“DOE [Department of Education] should do more to help students gain the proficiency levels needed to enroll and persist in a post-secondary institution, and this preparation should begin much earlier in students’ school years,” the audit concluded. 

The audit focused on the last pre-COVID-19 high school class in 2019 when only 77 percent of students across all five boroughs graduated.

While only 57 percent of students were deemed “college ready” the audit found that 63 percent of all high school students audited went on to college. 

The findings were based on how long it took students to graduate high school and how they performed on state proficiency tests.

According to national data published by The Hechinger Report, a nonprofit news outlet, they concluded that in 2019, 26.1 percent of students who started college across the country dropped out before the end of the year compared to 37 percent of New York City students dropping out. 

The report also revealed a racial disparity among the numbers. It found that four-out-of-five students who didn’t graduate by their expected dates were either hispanic or black. 

When looking at neighborhood graduation rates, levels of success varied widely. In District 23, for example, nearly half of students in Ocean Hill and Brownsville didn’t graduate on time. However, this doesn’t mean they won’t graduate. 

In a smaller, randomized sample, nearly half of the students didn’t meet the DOE’s own standards for college readiness.


State Comptroller Thomas DiNapoli said, “The DOE must make sure students are ready for their next steps after high school and should prioritize elementary and middle school intervention in city school districts where large numbers of students do not graduate high school.”

According to the report, recent policy changes that made state tests optional or dispensed with them altogether have made it possible for New York City students to graduate high school without requiring them to demonstrate their grasp of basic skills in reading, writing, and math. 

“This made it easier for students to graduate although they may not have been college ready,” DiNapoli wrote in his report. 

The COVID-19 pandemic, and the associated disruptions in learning due to quarantines and lock downs are being partially blamed for the spotty performance by New York City students.

Universities, nationwide, are reporting that more and more freshmen are arriving to college unprepared due to COVID-19 disruptions, the NY Post reported. 

Elisabeth Barnett, a college readiness professor from Columbia University Teachers College at the National Center for the Analysis of Postsecondary Readiness told the NY Post, “Students coming into classes, I think many of them did experience upheaval in their education, especially in math.”

Acknowledging the challenges presented in the audit, the city is implementing programs that include funding and staff training for college and career advising, early college programs, and offering advanced coursework like AP courses. 

One specific program, announced on Oct. 4, aims to assist 230 students in foster care to enroll in and complete a college degree.

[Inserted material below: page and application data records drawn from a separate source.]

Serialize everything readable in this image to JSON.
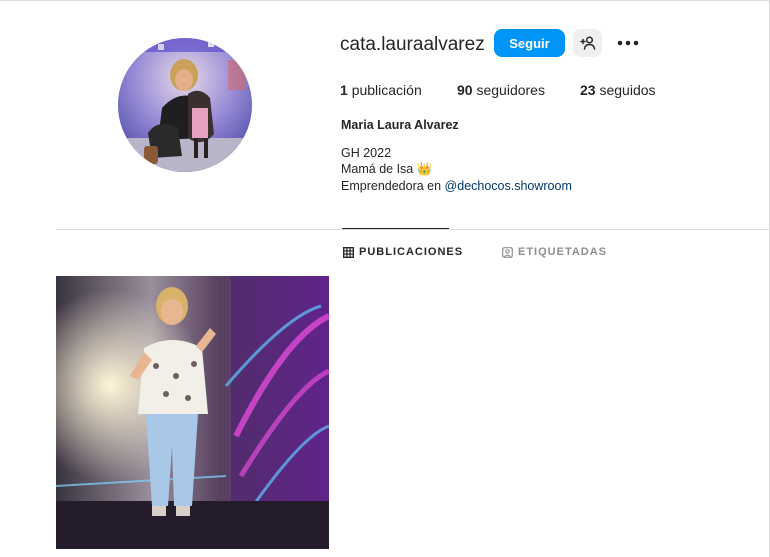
{
  "profile": {
    "username": "cata.lauraalvarez",
    "full_name": "Maria Laura Alvarez",
    "bio_lines": [
      "GH 2022",
      "Mamá de Isa 👑"
    ],
    "bio_link_prefix": "Emprendedora en ",
    "bio_link": "@dechocos.showroom",
    "avatar_icon": "profile-photo"
  },
  "actions": {
    "follow_label": "Seguir",
    "suggest_icon": "add-person-icon",
    "more_icon": "more-options-icon"
  },
  "stats": {
    "posts_count": "1",
    "posts_label": "publicación",
    "followers_count": "90",
    "followers_label": "seguidores",
    "following_count": "23",
    "following_label": "seguidos"
  },
  "tabs": [
    {
      "label": "PUBLICACIONES",
      "icon": "grid-icon",
      "active": true
    },
    {
      "label": "ETIQUETADAS",
      "icon": "tagged-icon",
      "active": false
    }
  ],
  "colors": {
    "primary": "#0095f6",
    "link": "#00376b",
    "border": "#dbdbdb",
    "muted": "#8e8e8e"
  }
}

The program, dubbed “College Choice” directs $15,000 in city funds, per student, towards college costs in addition to room and board and a stipend. 

Mayor Eric Adams said at a news conference announcing the program that, “We cannot just drop you off and say you are no longer our responsibility. We got their backs, because we’re going to need them to have our backs. Our young people are not the leaders of tomorrow, they’re leaders of today.”